“When Oda-san was writing the manga, there was no sense of an eight-episode television season — he writes in his own timetable, and his own structure for how he sees the storyline of the characters,” Maeda says. “That said, he did give me a very lovely section of the first 100 chapters of the ‘One Piece’ manga — and I won’t give any spoilers yet, but [the live-action ‘One Piece’] tries to craft the 100 chapters into eight episodes of television that have to have their own rise and fall and story arc.”
With early hype strong but post-launch viewership unavailable until the Netflix Top 10 comes out next Tuesday, Friedlander “truly” hopes “One Piece” is a “successful show that can continue, because I do believe that Oda-san has crafted an ongoing run of stories and adventures and characters that I would love to see realized through ‘One Piece’ live-action.” And though Friedlander can’t make any premature promises about “One Piece” Season 2–and knows Netflix viewers have concerns about early-on cancellations, including “Cowboy Bebop” — he points to the streamer’s recent track record for renewing genre shows that meet fans’ expectations.
“You can’t get it right every time,” Friedlander said. “You hope that with creative passion and storytellers that you do. And that’s what I’m here for, is to support the storytellers and how they interpret and adapt and experience an IP. And I think we’ve had a pretty impressive run when you think about just within the last year with ‘The Sandman’ and ‘Wednesday.’ And I do think we are able to adapt some of these IP into something that’s extraordinary and unexpected, and still truly honor what it is.”

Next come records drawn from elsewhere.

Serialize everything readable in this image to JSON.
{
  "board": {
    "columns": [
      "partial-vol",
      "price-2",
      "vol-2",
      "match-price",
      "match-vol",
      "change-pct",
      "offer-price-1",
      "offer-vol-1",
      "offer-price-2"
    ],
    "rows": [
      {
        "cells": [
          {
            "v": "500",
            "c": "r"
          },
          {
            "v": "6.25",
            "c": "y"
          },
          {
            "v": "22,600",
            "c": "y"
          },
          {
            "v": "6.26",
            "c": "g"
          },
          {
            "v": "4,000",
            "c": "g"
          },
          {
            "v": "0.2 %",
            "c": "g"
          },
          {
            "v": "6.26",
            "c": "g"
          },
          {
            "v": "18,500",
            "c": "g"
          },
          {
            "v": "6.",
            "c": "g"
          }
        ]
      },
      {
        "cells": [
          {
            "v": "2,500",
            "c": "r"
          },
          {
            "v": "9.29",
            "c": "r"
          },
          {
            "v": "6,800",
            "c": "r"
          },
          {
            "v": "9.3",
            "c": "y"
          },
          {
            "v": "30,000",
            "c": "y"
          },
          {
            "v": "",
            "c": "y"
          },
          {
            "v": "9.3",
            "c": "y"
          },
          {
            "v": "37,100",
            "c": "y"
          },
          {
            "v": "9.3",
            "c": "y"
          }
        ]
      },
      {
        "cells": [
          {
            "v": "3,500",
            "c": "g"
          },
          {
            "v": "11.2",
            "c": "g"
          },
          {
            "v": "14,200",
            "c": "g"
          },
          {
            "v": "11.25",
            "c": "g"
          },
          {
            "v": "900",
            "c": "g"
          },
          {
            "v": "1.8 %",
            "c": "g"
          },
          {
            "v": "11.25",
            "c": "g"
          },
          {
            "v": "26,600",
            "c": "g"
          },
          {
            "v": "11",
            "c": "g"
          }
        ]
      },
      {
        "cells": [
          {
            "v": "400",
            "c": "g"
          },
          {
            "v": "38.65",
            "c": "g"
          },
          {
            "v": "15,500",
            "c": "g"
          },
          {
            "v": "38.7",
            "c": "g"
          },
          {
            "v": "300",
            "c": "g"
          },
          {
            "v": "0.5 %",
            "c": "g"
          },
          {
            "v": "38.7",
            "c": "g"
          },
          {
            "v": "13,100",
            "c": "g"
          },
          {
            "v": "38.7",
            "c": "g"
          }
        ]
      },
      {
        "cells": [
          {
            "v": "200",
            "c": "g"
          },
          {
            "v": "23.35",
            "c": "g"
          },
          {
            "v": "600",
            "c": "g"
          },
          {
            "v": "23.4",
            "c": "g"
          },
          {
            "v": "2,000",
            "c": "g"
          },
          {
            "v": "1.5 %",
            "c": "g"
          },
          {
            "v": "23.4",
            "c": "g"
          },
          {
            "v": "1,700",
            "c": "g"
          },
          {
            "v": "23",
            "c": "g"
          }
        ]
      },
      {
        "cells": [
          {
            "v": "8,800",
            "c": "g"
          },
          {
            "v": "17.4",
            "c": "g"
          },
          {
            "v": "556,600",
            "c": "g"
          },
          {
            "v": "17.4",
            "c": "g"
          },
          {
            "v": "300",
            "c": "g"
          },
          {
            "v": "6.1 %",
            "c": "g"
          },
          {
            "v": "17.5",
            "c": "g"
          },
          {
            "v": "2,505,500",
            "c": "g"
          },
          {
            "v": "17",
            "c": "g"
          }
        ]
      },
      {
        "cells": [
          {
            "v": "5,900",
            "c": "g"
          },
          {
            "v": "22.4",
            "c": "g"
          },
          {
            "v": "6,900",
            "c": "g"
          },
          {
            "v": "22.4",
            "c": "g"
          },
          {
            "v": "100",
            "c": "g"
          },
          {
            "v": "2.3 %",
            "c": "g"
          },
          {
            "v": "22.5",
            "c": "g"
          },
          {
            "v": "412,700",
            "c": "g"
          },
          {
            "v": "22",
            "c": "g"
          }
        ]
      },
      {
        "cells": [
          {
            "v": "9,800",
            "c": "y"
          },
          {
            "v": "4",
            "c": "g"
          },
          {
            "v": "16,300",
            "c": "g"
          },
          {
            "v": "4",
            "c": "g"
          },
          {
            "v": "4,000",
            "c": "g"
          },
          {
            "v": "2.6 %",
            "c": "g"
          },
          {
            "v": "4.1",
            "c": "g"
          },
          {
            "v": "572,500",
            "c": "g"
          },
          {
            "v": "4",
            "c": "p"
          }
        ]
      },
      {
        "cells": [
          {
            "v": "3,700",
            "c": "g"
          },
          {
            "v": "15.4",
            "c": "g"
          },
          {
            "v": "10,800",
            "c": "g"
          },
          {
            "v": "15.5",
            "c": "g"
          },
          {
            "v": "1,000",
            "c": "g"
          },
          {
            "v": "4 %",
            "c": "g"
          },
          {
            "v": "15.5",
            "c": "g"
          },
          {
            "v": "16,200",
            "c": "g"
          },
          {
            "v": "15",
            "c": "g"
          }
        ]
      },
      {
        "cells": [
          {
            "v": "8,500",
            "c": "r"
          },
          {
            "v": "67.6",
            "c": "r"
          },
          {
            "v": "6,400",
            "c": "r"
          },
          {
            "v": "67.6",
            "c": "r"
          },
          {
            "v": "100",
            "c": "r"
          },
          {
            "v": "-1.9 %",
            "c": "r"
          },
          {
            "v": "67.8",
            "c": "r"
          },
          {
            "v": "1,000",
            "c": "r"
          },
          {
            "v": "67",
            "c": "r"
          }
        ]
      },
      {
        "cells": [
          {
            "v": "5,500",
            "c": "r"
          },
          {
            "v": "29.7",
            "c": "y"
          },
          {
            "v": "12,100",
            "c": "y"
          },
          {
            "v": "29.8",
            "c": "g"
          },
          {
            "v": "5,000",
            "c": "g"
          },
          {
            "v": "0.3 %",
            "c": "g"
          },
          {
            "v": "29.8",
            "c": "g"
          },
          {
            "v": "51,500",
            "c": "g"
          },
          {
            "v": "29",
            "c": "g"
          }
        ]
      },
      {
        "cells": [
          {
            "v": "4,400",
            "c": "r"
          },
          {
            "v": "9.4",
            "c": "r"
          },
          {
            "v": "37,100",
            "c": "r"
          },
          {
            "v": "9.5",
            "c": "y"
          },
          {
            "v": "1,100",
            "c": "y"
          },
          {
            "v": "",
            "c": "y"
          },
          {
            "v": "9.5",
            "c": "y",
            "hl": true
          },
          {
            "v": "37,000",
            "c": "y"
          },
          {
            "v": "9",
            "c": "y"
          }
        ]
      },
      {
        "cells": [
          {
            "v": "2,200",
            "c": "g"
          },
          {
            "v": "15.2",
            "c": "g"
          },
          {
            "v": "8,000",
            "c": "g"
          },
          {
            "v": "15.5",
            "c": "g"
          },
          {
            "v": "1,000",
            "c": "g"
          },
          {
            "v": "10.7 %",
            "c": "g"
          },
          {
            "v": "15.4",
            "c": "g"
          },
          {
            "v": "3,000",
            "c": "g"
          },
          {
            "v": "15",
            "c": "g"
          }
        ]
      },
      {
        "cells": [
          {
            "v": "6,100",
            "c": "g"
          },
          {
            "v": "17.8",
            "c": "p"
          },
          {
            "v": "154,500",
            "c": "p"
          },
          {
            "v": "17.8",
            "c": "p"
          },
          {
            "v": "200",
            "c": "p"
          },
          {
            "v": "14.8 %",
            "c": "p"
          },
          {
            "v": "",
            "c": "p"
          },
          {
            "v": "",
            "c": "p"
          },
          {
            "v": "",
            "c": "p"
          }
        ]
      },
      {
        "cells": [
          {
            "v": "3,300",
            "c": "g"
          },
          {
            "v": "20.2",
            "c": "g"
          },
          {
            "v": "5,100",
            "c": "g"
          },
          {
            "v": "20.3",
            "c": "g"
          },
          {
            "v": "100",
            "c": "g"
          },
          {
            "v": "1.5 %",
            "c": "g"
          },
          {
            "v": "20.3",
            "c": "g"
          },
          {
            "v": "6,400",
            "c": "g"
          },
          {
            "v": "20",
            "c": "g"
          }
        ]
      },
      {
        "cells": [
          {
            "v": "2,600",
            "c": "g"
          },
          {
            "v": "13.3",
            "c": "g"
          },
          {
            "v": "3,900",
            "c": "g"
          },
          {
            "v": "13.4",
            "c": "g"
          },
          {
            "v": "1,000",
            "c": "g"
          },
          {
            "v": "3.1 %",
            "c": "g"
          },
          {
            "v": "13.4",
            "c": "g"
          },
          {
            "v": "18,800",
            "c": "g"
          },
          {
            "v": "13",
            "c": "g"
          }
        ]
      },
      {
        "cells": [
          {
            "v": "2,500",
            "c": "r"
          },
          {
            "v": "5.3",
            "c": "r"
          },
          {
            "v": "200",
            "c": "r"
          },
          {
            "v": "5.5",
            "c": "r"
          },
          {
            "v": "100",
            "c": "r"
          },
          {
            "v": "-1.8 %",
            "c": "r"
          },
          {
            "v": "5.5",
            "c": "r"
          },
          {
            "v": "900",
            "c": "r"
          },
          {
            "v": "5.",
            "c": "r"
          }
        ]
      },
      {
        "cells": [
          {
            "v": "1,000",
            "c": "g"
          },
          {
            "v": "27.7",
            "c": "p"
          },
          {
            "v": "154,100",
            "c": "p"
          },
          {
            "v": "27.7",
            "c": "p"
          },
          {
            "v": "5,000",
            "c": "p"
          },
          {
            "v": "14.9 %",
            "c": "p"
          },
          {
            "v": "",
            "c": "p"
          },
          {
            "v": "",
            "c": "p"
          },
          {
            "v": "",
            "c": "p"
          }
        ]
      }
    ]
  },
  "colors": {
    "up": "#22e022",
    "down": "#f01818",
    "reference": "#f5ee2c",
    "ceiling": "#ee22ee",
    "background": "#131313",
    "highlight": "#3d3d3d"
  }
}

As for Owens and Maeda’s plans for a Season 2, Maeda says they are “definitely taking it one step at a time,” simply because of the decades of “One Piece” material Oda-san has given them to work with that lead to “so many possibilities and endless permutations.”
Right now, the focus is just on launching that “One Piece” Season 1 ship out into the East Blue Sea.
“Along with Oda-san’s oversight and cooperation and partnership, I think that we came up with the very best version of this show that we can,” Maeda says. “I can’t complain that money wasn’t spent, I can’t complain that our hands were tied — we were able to make the show we wanted to make.”
This story has been expanded from the version printed in the Aug. 23 issue of Variety. The quotes from co-showrunner Steven Maeda were obtained during an interview organized by contacting Maeda’s publicist, not through Netflix, in accordance with WGA strike rules.
Best of Variety